In the mid-’70s Nader played a three-year run as suave, millionaire-with-a-mind Kevin Thompson in As the World Turns. But his career crashed soon after, when, he says, “my personal life became confused. I fell apart.” A 10-year relationship with actress Ellen Barber ended, and with it went Nader’s stability. “New York caught up with me and I just blew out.” He holed up in Hawaii for more than two years before returning to the star-making wars in Hollywood in 1980. The prodigal’s return was ill-timed. An actors’ strike sent him back to the kitchen—he spent a year pushing pizza pies in L.A. His break came with Bare Essence, a short-lived series that gave his career new life. But he almost missed his encounter with Joan Collins. He was up for roles in St. Elsewhere and Bay City Blues and under an option for Airwolf when his Dynasty audition came.
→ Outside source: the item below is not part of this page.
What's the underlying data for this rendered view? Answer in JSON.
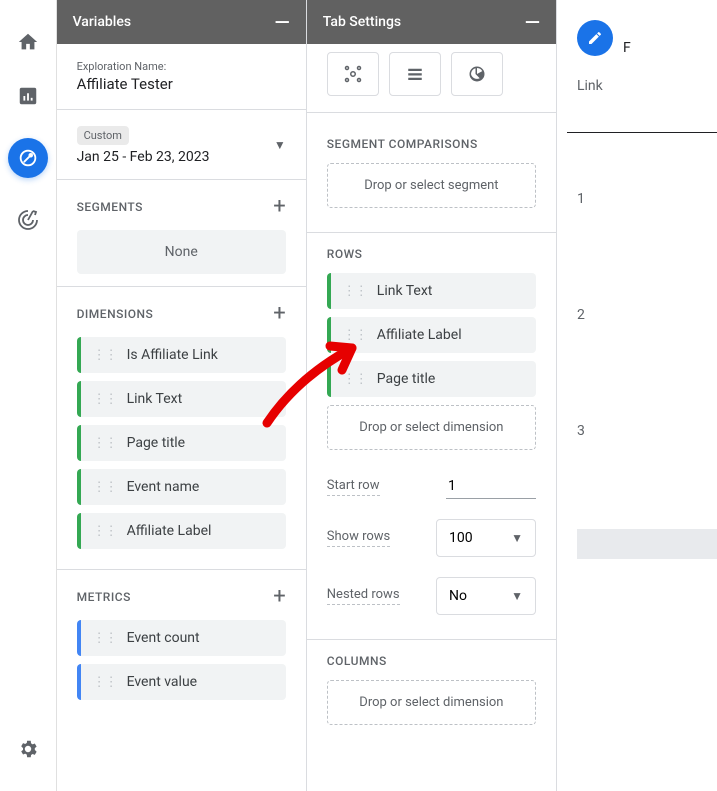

His personal life has taken a turn for the better, too. At a party in 1982, he met production assistant Robin Weiss, now 32. She and Michael were married last June, and one month later Robin gave birth to their daughter, Lindsay Michelle. “The marriage is a bond that changed everything,” says Robin. “We’re a family now. It brought us closer together.” They own a three-bedroom house in the Hollywood Hills.
Since joining Dynasty, says Nader, “I’m getting recognition for the first time, and I like the recognition I’m getting.” At least, most of it. At his wedding, a swarm of paparazzi descended as Michael and Robin emerged from the brief ceremony in the Church of Religious Science. Nader felt an old fury rising. The cameramen “came out of the trees,” Nader says. “It got into a very testy thing.” The old Nader would have fought his way through the mob. The new Nader chose instead to slip out the back way, through the rose garden. Such is the perfumed price of fame. As he jokes with a disdain worthy of Dex, “I’m always ready at any point to go back to serving pizzas.”